[Exercise description]: Set down each record exactly. Omit the pictures.

-.-.-

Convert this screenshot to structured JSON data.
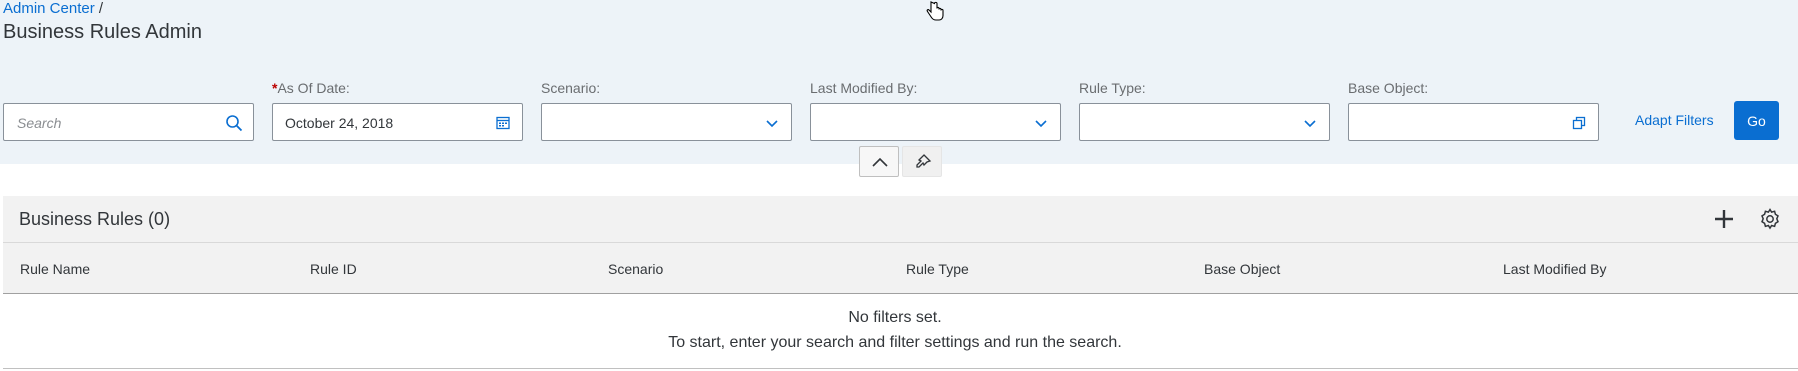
{
  "breadcrumb": {
    "link": "Admin Center",
    "separator": "/"
  },
  "page_title": "Business Rules Admin",
  "filters": {
    "search": {
      "placeholder": "Search",
      "value": ""
    },
    "as_of_date": {
      "required_marker": "*",
      "label": "As Of Date:",
      "value": "October 24, 2018"
    },
    "scenario": {
      "label": "Scenario:",
      "value": ""
    },
    "last_modified_by": {
      "label": "Last Modified By:",
      "value": ""
    },
    "rule_type": {
      "label": "Rule Type:",
      "value": ""
    },
    "base_object": {
      "label": "Base Object:",
      "value": ""
    },
    "adapt_filters_label": "Adapt Filters",
    "go_label": "Go"
  },
  "table": {
    "title": "Business Rules (0)",
    "columns": [
      "Rule Name",
      "Rule ID",
      "Scenario",
      "Rule Type",
      "Base Object",
      "Last Modified By"
    ],
    "empty_line1": "No filters set.",
    "empty_line2": "To start, enter your search and filter settings and run the search."
  },
  "colors": {
    "accent": "#0a6ed1",
    "header_bg": "#edf3f8",
    "toolbar_bg": "#f2f2f2"
  },
  "icons": [
    "search-icon",
    "calendar-icon",
    "chevron-down-icon",
    "value-help-icon",
    "collapse-icon",
    "pin-icon",
    "add-icon",
    "settings-icon",
    "hand-cursor-icon"
  ]
}
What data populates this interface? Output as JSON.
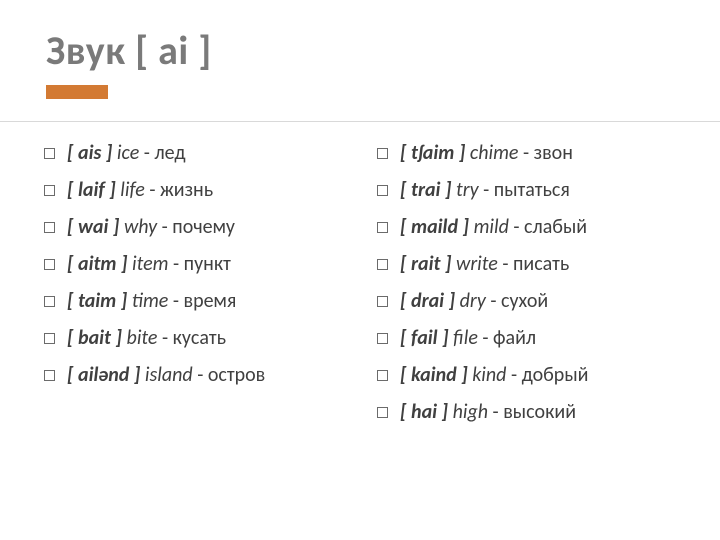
{
  "title": "Звук [ ai ]",
  "left": {
    "items": [
      {
        "tr": "[ ais ]",
        "en": "ice",
        "ru": "лед"
      },
      {
        "tr": "[ laif ]",
        "en": "life",
        "ru": "жизнь"
      },
      {
        "tr": "[ wai ]",
        "en": "why",
        "ru": "почему"
      },
      {
        "tr": "[ aitm ]",
        "en": "item",
        "ru": "пункт"
      },
      {
        "tr": "[ taim ]",
        "en": "time",
        "ru": "время"
      },
      {
        "tr": "[ bait ]",
        "en": "bite",
        "ru": "кусать"
      },
      {
        "tr": "[ ailənd ]",
        "en": "island",
        "ru": "остров"
      }
    ]
  },
  "right": {
    "items": [
      {
        "tr": "[ tʃaim ]",
        "en": "chime",
        "ru": "звон"
      },
      {
        "tr": "[ trai ]",
        "en": "try",
        "ru": "пытаться"
      },
      {
        "tr": "[ maild ]",
        "en": "mild",
        "ru": "слабый"
      },
      {
        "tr": "[ rait ]",
        "en": "write",
        "ru": "писать"
      },
      {
        "tr": "[ drai ]",
        "en": "dry",
        "ru": "сухой"
      },
      {
        "tr": "[ fail ]",
        "en": "file",
        "ru": "файл"
      },
      {
        "tr": "[ kaind ]",
        "en": "kind",
        "ru": "добрый"
      },
      {
        "tr": "[ hai ]",
        "en": "high",
        "ru": "высокий"
      }
    ]
  }
}
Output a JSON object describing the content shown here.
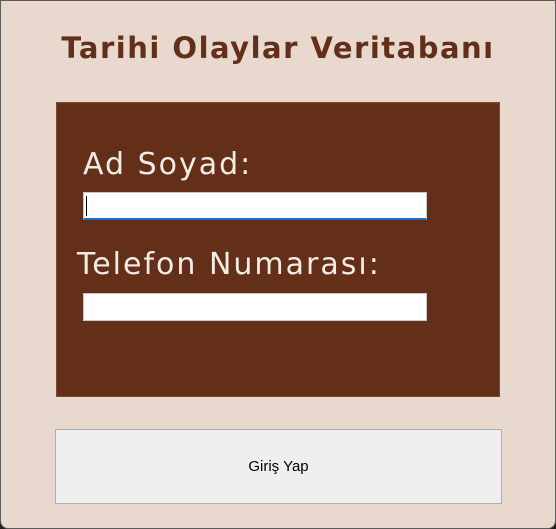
{
  "app": {
    "title": "Tarihi Olaylar Veritabanı"
  },
  "form": {
    "name_label": "Ad Soyad:",
    "name_value": "",
    "phone_label": "Telefon Numarası:",
    "phone_value": ""
  },
  "actions": {
    "login_label": "Giriş Yap"
  },
  "colors": {
    "background": "#e8d8ce",
    "panel": "#632f18",
    "title_text": "#62301a",
    "label_text": "#f3ece6",
    "focus_accent": "#1a6fc2"
  }
}
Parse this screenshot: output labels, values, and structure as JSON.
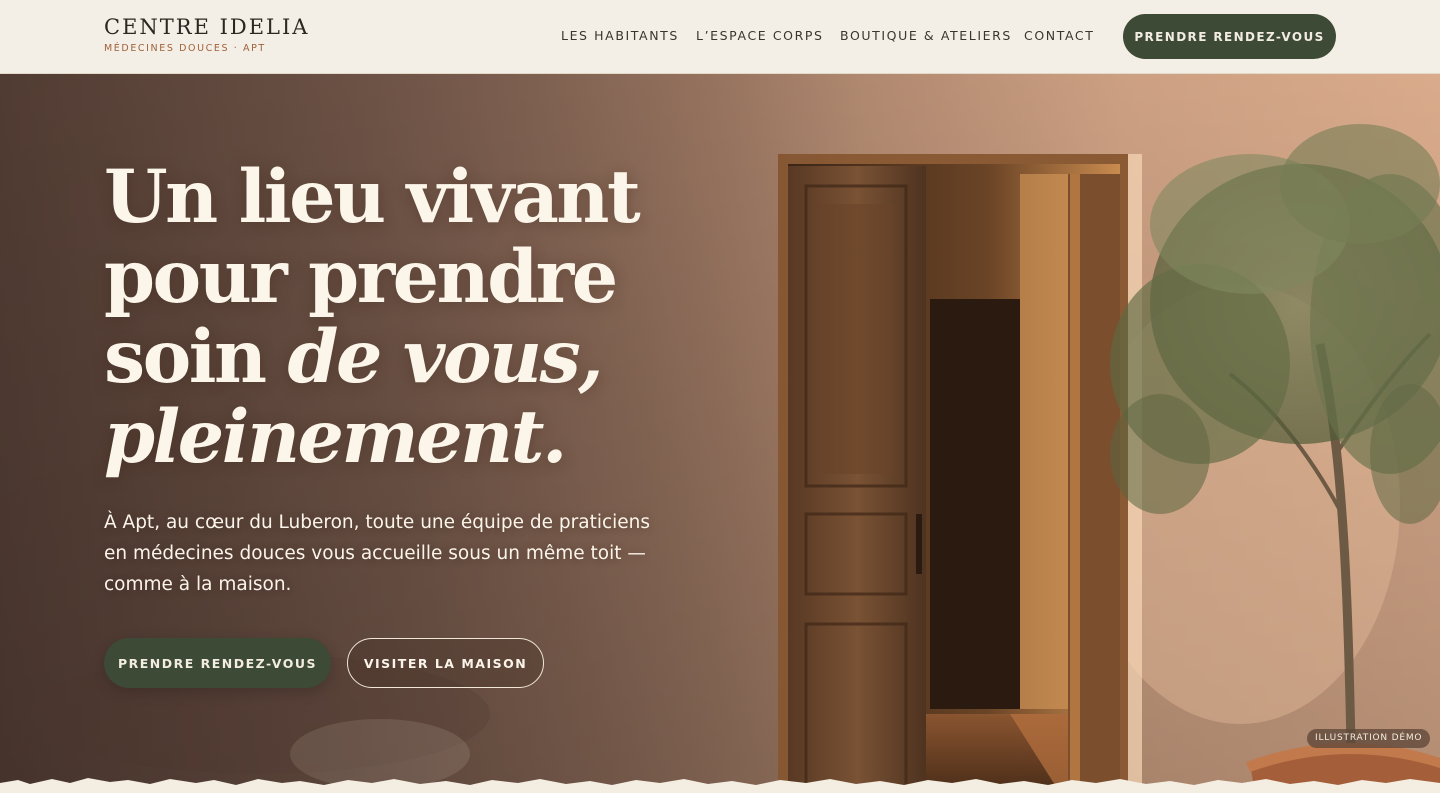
{
  "brand": {
    "name": "CENTRE IDELIA",
    "tagline": "MÉDECINES DOUCES · APT"
  },
  "nav": {
    "items": [
      {
        "label": "LES HABITANTS"
      },
      {
        "label": "L’ESPACE CORPS"
      },
      {
        "label": "BOUTIQUE & ATELIERS"
      },
      {
        "label": "CONTACT"
      }
    ],
    "cta_label": "PRENDRE RENDEZ-VOUS"
  },
  "hero": {
    "title_line1": "Un lieu vivant",
    "title_line2": "pour prendre",
    "title_line3_plain": "soin ",
    "title_line3_italic": "de vous,",
    "title_line4_italic": "pleinement.",
    "lead": "À Apt, au cœur du Luberon, toute une équipe de praticiens en médecines douces vous accueille sous un même toit — comme à la maison.",
    "primary_cta": "PRENDRE RENDEZ-VOUS",
    "secondary_cta": "VISITER LA MAISON",
    "badge": "ILLUSTRATION DÉMO"
  },
  "colors": {
    "accent_green": "#3c4a36",
    "header_bg": "#f4efe6",
    "tagline_terracotta": "#a0623a",
    "hero_text": "#fbf5ea"
  },
  "icons": {
    "hero_image": "open-wooden-door-olive-tree-photo"
  }
}
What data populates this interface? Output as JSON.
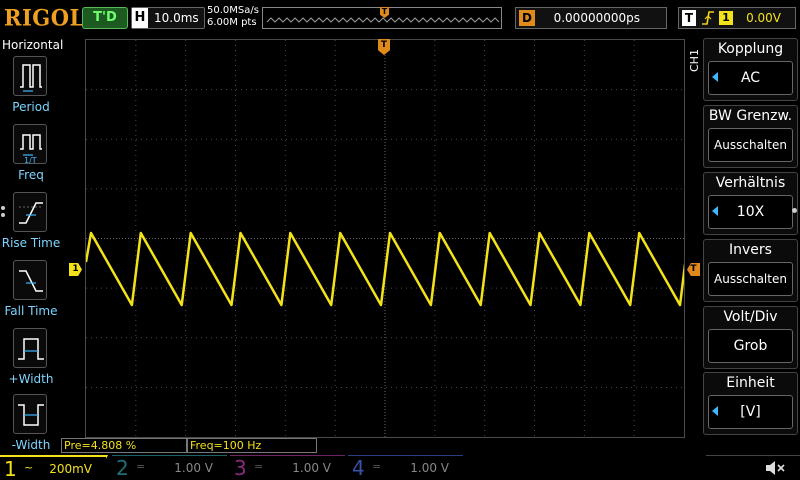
{
  "header": {
    "brand": "RIGOL",
    "run_status": "T'D",
    "timebase_label": "H",
    "timebase_value": "10.0ms",
    "sample_rate": "50.0MSa/s",
    "memory_depth": "6.00M pts",
    "trigger_pos_marker": "T",
    "delay_label": "D",
    "delay_value": "0.00000000ps",
    "trigger_label": "T",
    "trigger_edge": "rising-edge-icon",
    "trigger_source": "1",
    "trigger_level": "0.00V"
  },
  "left_menu": {
    "title": "Horizontal",
    "items": [
      {
        "label": "Period",
        "icon": "period-icon"
      },
      {
        "label": "Freq",
        "icon": "frequency-icon"
      },
      {
        "label": "Rise Time",
        "icon": "rise-time-icon"
      },
      {
        "label": "Fall Time",
        "icon": "fall-time-icon"
      },
      {
        "label": "+Width",
        "icon": "positive-width-icon"
      },
      {
        "label": "-Width",
        "icon": "negative-width-icon"
      }
    ]
  },
  "right_menu": {
    "channel_tag": "CH1",
    "items": [
      {
        "title": "Kopplung",
        "value": "AC"
      },
      {
        "title": "BW Grenzw.",
        "value": "Ausschalten"
      },
      {
        "title": "Verhältnis",
        "value": "10X"
      },
      {
        "title": "Invers",
        "value": "Ausschalten"
      },
      {
        "title": "Volt/Div",
        "value": "Grob"
      },
      {
        "title": "Einheit",
        "value": "[V]"
      }
    ]
  },
  "markers": {
    "ch1": "1",
    "trigger_level": "T"
  },
  "measurements": [
    {
      "text": "Pre=4.808 %"
    },
    {
      "text": "Freq=100 Hz"
    }
  ],
  "channels": [
    {
      "number": "1",
      "coupling": "~",
      "scale": "200mV",
      "color": "#f3e21a"
    },
    {
      "number": "2",
      "coupling": "=",
      "scale": "1.00 V",
      "color": "#1f6f77"
    },
    {
      "number": "3",
      "coupling": "=",
      "scale": "1.00 V",
      "color": "#8a2a7c"
    },
    {
      "number": "4",
      "coupling": "=",
      "scale": "1.00 V",
      "color": "#3852a8"
    }
  ],
  "colors": {
    "ch1": "#f3e21a",
    "trigger": "#e08a1c",
    "menu_accent": "#3fb6ff",
    "label_text": "#7fd4ff"
  },
  "waveform": {
    "type": "sawtooth",
    "cycles": 12,
    "frequency_hz": 100
  }
}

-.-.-

[Answer below]:
Convert this screenshot to structured JSON data.
{
  "breadcrumb": {
    "link": "Admin Center",
    "separator": "/"
  },
  "page_title": "Business Rules Admin",
  "filters": {
    "search": {
      "placeholder": "Search",
      "value": ""
    },
    "as_of_date": {
      "required_marker": "*",
      "label": "As Of Date:",
      "value": "October 24, 2018"
    },
    "scenario": {
      "label": "Scenario:",
      "value": ""
    },
    "last_modified_by": {
      "label": "Last Modified By:",
      "value": ""
    },
    "rule_type": {
      "label": "Rule Type:",
      "value": ""
    },
    "base_object": {
      "label": "Base Object:",
      "value": ""
    },
    "adapt_filters_label": "Adapt Filters",
    "go_label": "Go"
  },
  "table": {
    "title": "Business Rules (0)",
    "columns": [
      "Rule Name",
      "Rule ID",
      "Scenario",
      "Rule Type",
      "Base Object",
      "Last Modified By"
    ],
    "empty_line1": "No filters set.",
    "empty_line2": "To start, enter your search and filter settings and run the search."
  },
  "colors": {
    "accent": "#0a6ed1",
    "header_bg": "#edf3f8",
    "toolbar_bg": "#f2f2f2"
  },
  "icons": [
    "search-icon",
    "calendar-icon",
    "chevron-down-icon",
    "value-help-icon",
    "collapse-icon",
    "pin-icon",
    "add-icon",
    "settings-icon",
    "hand-cursor-icon"
  ]
}
What data populates this interface? Output as JSON.
{
  "title": "Звук [ ai ]",
  "left": {
    "items": [
      {
        "tr": "[ ais ]",
        "en": "ice",
        "ru": "лед"
      },
      {
        "tr": "[ laif ]",
        "en": "life",
        "ru": "жизнь"
      },
      {
        "tr": "[ wai ]",
        "en": "why",
        "ru": "почему"
      },
      {
        "tr": "[ aitm ]",
        "en": "item",
        "ru": "пункт"
      },
      {
        "tr": "[ taim ]",
        "en": "time",
        "ru": "время"
      },
      {
        "tr": "[ bait ]",
        "en": "bite",
        "ru": "кусать"
      },
      {
        "tr": "[ ailənd ]",
        "en": "island",
        "ru": "остров"
      }
    ]
  },
  "right": {
    "items": [
      {
        "tr": "[ tʃaim ]",
        "en": "chime",
        "ru": "звон"
      },
      {
        "tr": "[ trai ]",
        "en": "try",
        "ru": "пытаться"
      },
      {
        "tr": "[ maild ]",
        "en": "mild",
        "ru": "слабый"
      },
      {
        "tr": "[ rait ]",
        "en": "write",
        "ru": "писать"
      },
      {
        "tr": "[ drai ]",
        "en": "dry",
        "ru": "сухой"
      },
      {
        "tr": "[ fail ]",
        "en": "file",
        "ru": "файл"
      },
      {
        "tr": "[ kaind ]",
        "en": "kind",
        "ru": "добрый"
      },
      {
        "tr": "[ hai ]",
        "en": "high",
        "ru": "высокий"
      }
    ]
  }
}
Output a JSON object describing the content shown here.
{
  "app": {
    "title": "Tarihi Olaylar Veritabanı"
  },
  "form": {
    "name_label": "Ad Soyad:",
    "name_value": "",
    "phone_label": "Telefon Numarası:",
    "phone_value": ""
  },
  "actions": {
    "login_label": "Giriş Yap"
  },
  "colors": {
    "background": "#e8d8ce",
    "panel": "#632f18",
    "title_text": "#62301a",
    "label_text": "#f3ece6",
    "focus_accent": "#1a6fc2"
  }
}
Parse this screenshot: output labels, values, and structure as JSON.
{
  "brand": {
    "name": "CENTRE IDELIA",
    "tagline": "MÉDECINES DOUCES · APT"
  },
  "nav": {
    "items": [
      {
        "label": "LES HABITANTS"
      },
      {
        "label": "L’ESPACE CORPS"
      },
      {
        "label": "BOUTIQUE & ATELIERS"
      },
      {
        "label": "CONTACT"
      }
    ],
    "cta_label": "PRENDRE RENDEZ-VOUS"
  },
  "hero": {
    "title_line1": "Un lieu vivant",
    "title_line2": "pour prendre",
    "title_line3_plain": "soin ",
    "title_line3_italic": "de vous,",
    "title_line4_italic": "pleinement.",
    "lead": "À Apt, au cœur du Luberon, toute une équipe de praticiens en médecines douces vous accueille sous un même toit — comme à la maison.",
    "primary_cta": "PRENDRE RENDEZ-VOUS",
    "secondary_cta": "VISITER LA MAISON",
    "badge": "ILLUSTRATION DÉMO"
  },
  "colors": {
    "accent_green": "#3c4a36",
    "header_bg": "#f4efe6",
    "tagline_terracotta": "#a0623a",
    "hero_text": "#fbf5ea"
  },
  "icons": {
    "hero_image": "open-wooden-door-olive-tree-photo"
  }
}
What data populates this interface? Output as JSON.
{
  "header": {
    "brand": "RIGOL",
    "run_status": "T'D",
    "timebase_label": "H",
    "timebase_value": "10.0ms",
    "sample_rate": "50.0MSa/s",
    "memory_depth": "6.00M pts",
    "trigger_pos_marker": "T",
    "delay_label": "D",
    "delay_value": "0.00000000ps",
    "trigger_label": "T",
    "trigger_edge": "rising-edge-icon",
    "trigger_source": "1",
    "trigger_level": "0.00V"
  },
  "left_menu": {
    "title": "Horizontal",
    "items": [
      {
        "label": "Period",
        "icon": "period-icon"
      },
      {
        "label": "Freq",
        "icon": "frequency-icon"
      },
      {
        "label": "Rise Time",
        "icon": "rise-time-icon"
      },
      {
        "label": "Fall Time",
        "icon": "fall-time-icon"
      },
      {
        "label": "+Width",
        "icon": "positive-width-icon"
      },
      {
        "label": "-Width",
        "icon": "negative-width-icon"
      }
    ]
  },
  "right_menu": {
    "channel_tag": "CH1",
    "items": [
      {
        "title": "Kopplung",
        "value": "AC"
      },
      {
        "title": "BW Grenzw.",
        "value": "Ausschalten"
      },
      {
        "title": "Verhältnis",
        "value": "10X"
      },
      {
        "title": "Invers",
        "value": "Ausschalten"
      },
      {
        "title": "Volt/Div",
        "value": "Grob"
      },
      {
        "title": "Einheit",
        "value": "[V]"
      }
    ]
  },
  "markers": {
    "ch1": "1",
    "trigger_level": "T"
  },
  "measurements": [
    {
      "text": "Pre=4.808 %"
    },
    {
      "text": "Freq=100 Hz"
    }
  ],
  "channels": [
    {
      "number": "1",
      "coupling": "~",
      "scale": "200mV",
      "color": "#f3e21a"
    },
    {
      "number": "2",
      "coupling": "=",
      "scale": "1.00 V",
      "color": "#1f6f77"
    },
    {
      "number": "3",
      "coupling": "=",
      "scale": "1.00 V",
      "color": "#8a2a7c"
    },
    {
      "number": "4",
      "coupling": "=",
      "scale": "1.00 V",
      "color": "#3852a8"
    }
  ],
  "colors": {
    "ch1": "#f3e21a",
    "trigger": "#e08a1c",
    "menu_accent": "#3fb6ff",
    "label_text": "#7fd4ff"
  },
  "waveform": {
    "type": "sawtooth",
    "cycles": 12,
    "frequency_hz": 100
  }
}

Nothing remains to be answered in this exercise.